So many of you have been asking/wondering about my extremely positive attitude.Years ago a very wise woman shared a quote with me on a retreat "The attitude you're using, is the attitude you're choosing" It has stuck with me for many years and when I am in a crappy mood I will often remind myself of this mantra.
Some of you have most likely heard of Elisabeth Kubler-Ross's 5 Stages of Grief, and yes I journeyed through all 5.
Denial- When the Dr. first said that my biopsy was positive for cancer I remember thinking I didn't hear that right, but when he followed up with the "You will have surgery on the 13th" it was a little more real. The next two weeks were a bit of a blur with updating people, dr. appointments and lots and lots of research. When I got the call on the 12th for my check-in time, I was at Costco and broke down on the way to the car as it became very real that I had cancer and was going to have a mastectomy at 33.
Anger- My anger was never directed at a person, but more the situation and lack of control I had. Within minutes cancer had potentially stolen my time, my left breast, my immune system, the ability for me to breastfeed Baby Sager, and generally life as I knew it. This would make anyone angry, but I quickly decided that it could not steal my joy and passion for living my life. (see the acceptance part for how I reached that conclusion)

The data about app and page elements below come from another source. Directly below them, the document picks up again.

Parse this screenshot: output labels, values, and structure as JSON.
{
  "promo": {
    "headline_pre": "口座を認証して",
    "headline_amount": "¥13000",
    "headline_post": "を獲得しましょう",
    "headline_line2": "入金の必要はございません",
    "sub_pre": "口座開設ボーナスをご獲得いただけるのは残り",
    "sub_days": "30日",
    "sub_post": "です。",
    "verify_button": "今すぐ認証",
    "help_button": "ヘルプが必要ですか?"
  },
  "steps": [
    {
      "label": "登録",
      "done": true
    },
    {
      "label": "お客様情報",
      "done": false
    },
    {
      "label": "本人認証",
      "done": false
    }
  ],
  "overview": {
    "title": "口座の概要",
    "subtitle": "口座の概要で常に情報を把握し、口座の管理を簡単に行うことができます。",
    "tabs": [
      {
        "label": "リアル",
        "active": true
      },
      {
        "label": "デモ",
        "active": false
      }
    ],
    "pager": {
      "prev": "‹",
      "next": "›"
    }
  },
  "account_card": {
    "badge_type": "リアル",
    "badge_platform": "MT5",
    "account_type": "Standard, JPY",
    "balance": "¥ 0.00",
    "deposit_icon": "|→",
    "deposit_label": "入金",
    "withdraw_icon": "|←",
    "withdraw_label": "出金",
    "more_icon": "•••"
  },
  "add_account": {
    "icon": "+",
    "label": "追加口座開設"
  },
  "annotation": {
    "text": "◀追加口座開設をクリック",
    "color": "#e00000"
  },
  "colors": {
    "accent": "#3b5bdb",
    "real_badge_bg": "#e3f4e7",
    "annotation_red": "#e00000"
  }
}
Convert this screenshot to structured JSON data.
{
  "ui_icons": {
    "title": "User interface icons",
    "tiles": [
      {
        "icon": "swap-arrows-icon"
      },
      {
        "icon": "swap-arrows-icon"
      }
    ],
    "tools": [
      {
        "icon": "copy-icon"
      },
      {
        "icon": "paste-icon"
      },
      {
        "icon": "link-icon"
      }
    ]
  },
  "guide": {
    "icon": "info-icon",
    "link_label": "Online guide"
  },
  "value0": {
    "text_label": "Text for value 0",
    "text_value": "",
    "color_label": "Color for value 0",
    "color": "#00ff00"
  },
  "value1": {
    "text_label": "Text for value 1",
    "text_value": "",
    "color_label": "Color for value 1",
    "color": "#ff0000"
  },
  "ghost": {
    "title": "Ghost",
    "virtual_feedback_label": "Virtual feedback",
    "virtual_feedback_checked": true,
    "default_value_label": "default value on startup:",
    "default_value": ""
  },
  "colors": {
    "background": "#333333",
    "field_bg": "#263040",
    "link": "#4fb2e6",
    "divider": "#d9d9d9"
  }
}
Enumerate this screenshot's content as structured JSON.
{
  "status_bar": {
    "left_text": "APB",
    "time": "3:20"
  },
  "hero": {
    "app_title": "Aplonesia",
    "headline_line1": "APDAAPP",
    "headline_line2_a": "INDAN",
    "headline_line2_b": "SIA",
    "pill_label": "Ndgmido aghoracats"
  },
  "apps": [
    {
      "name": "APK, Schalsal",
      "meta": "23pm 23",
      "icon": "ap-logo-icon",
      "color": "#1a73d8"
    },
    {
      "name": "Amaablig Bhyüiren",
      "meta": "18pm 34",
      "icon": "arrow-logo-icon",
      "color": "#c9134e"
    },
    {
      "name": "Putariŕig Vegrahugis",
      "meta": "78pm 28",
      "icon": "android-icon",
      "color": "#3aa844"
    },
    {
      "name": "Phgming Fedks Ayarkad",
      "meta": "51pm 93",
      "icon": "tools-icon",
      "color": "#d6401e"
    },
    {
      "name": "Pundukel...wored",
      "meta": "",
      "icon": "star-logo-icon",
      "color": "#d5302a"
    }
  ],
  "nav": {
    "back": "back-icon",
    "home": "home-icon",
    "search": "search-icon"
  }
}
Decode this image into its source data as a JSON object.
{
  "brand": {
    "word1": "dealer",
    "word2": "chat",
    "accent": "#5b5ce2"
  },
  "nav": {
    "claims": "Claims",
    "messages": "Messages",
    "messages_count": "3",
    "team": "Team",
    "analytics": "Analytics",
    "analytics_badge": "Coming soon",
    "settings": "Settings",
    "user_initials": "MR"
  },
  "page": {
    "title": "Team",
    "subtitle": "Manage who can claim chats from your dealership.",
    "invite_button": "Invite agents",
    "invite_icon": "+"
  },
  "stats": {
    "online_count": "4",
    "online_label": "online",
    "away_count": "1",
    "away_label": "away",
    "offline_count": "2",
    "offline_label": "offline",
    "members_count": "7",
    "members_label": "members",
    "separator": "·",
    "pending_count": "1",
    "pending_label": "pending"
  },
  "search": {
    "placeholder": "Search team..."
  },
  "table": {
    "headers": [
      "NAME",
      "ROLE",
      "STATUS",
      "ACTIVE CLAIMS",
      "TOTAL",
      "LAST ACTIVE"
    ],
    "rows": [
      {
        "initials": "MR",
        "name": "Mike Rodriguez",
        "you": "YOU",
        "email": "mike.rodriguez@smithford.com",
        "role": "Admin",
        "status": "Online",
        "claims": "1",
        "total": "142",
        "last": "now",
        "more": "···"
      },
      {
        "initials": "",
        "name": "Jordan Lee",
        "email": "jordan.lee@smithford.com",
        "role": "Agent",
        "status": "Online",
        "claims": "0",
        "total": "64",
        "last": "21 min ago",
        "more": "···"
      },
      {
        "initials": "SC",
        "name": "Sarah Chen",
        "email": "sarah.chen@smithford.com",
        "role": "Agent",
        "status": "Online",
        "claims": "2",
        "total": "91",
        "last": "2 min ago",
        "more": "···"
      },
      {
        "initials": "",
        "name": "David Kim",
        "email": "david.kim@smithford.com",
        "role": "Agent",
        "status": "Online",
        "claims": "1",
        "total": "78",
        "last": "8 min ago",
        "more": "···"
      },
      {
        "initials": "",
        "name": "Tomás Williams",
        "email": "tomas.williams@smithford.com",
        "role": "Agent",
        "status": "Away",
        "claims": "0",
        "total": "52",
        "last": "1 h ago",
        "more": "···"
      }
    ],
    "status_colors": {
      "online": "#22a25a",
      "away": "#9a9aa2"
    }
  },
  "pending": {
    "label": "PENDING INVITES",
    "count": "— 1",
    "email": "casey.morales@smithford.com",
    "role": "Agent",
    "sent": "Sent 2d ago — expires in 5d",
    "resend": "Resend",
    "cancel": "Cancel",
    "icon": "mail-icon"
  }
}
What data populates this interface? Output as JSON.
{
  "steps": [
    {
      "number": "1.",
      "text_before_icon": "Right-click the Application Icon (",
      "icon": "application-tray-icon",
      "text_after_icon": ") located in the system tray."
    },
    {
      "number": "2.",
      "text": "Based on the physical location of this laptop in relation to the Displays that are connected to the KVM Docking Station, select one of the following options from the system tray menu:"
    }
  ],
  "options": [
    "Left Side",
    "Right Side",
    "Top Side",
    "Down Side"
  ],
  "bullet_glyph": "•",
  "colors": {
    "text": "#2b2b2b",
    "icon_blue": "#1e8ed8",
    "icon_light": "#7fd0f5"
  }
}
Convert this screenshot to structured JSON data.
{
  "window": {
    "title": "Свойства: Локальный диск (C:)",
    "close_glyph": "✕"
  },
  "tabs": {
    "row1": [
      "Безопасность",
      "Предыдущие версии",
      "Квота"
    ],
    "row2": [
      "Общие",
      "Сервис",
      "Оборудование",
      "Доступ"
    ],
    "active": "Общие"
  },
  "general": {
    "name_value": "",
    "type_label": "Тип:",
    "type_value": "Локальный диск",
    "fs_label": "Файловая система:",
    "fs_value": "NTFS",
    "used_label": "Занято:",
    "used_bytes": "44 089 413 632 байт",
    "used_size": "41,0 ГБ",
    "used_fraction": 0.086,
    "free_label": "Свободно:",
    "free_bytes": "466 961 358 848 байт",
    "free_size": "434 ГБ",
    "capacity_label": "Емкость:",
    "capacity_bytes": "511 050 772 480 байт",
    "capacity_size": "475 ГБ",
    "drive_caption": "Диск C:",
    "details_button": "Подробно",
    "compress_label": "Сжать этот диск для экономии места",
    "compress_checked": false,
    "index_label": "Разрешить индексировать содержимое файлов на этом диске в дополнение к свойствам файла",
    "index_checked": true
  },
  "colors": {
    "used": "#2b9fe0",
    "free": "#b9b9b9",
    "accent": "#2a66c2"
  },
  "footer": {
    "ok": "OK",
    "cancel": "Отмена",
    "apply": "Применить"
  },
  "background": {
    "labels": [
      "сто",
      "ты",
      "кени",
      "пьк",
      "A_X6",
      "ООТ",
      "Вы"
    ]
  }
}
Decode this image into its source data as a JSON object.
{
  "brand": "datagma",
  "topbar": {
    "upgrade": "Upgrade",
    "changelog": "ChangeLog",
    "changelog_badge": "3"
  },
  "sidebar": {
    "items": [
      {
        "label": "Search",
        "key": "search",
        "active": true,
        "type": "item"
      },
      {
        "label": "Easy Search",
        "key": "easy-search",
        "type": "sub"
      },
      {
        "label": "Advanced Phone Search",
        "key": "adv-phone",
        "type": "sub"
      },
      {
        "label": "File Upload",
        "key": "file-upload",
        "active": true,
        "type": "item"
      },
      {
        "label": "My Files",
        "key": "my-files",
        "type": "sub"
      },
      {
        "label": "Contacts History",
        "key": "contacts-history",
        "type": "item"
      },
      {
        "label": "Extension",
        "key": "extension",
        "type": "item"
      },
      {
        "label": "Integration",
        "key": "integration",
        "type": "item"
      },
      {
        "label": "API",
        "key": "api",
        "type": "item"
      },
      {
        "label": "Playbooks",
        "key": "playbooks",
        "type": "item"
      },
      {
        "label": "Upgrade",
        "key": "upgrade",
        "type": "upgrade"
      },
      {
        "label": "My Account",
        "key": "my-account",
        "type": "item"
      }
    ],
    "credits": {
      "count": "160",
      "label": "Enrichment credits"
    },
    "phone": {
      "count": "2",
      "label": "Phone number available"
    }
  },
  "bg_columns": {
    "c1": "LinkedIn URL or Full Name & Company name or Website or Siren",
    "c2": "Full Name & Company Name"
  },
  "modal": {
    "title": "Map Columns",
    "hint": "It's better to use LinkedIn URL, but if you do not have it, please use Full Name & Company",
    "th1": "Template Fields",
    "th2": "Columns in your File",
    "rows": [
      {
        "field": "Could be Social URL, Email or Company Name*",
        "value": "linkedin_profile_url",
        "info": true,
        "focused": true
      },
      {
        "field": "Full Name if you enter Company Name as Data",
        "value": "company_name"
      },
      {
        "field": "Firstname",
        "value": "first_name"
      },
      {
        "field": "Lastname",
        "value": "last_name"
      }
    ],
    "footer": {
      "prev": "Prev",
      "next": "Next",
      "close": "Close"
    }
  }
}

Bargaining- This was a fleeting moment as while doing research I quickly remembered all the times I had heard of a young child with cancer and had tried to bargain with God to spare Ellie and if anyone had to battle, it should be me. Now I don't know if this pleading has anything to do with my situation but it enabled me to be thankful that it was not Ellie, but me who would have to fight this.
Depression- So this lasted about 8 hours. On the Saturday after my diagnosis we were up at my in-laws to decorate (They live on Thoroughbred in Alta Loma). The family was treating me like I was crippled, I couldn't lift anything, couldn't climb the ladder, in essence, I couldn't help. So I went inside and had my pity party. I was tired from only having about 4 hours of sleep the night before and feeling sorry for myself for so many things. I wallowed in self pity and pretty much had a miserable time. And then....
Acceptance- After a full day of decorating (and it was almost time for the USC-UCLA game) the family came in and Ellie was covered in dirt from head to toe. I looked at her and realized that she had played so hard and had a wonderful day and I completely missed it by feeling sorry for myself. It was then I decided that I couldn't let cancer take anything else from me, especially anything meaningful. It was then I decided to put on my big girl panties and live my life and be as proactive as I could with my treatment plan. Even though I can't control the cancer, I can control how I deal with it. I also realized that my three-year-old needed me and I have to be her role-model for how to face adversity.
When we got home that night I told Sam that I was going to start a blog and post what was going on, on Facebook.
My goal of this blog is to help educate people about cancer, because lets face it most of us know that it sucks, we know that it is bad, but other than that we really don't know about it. We hear stories about things that will help prevent cancer and things that can cause cancer but really and truly cancer doesn't care about any of that. This video offers a great visual of cancer cells at their finest.
I also have a vast support system, and while I don't mind sharing the same information repeatedly, it is way easier to type it once and share it so that everyone gets the same info.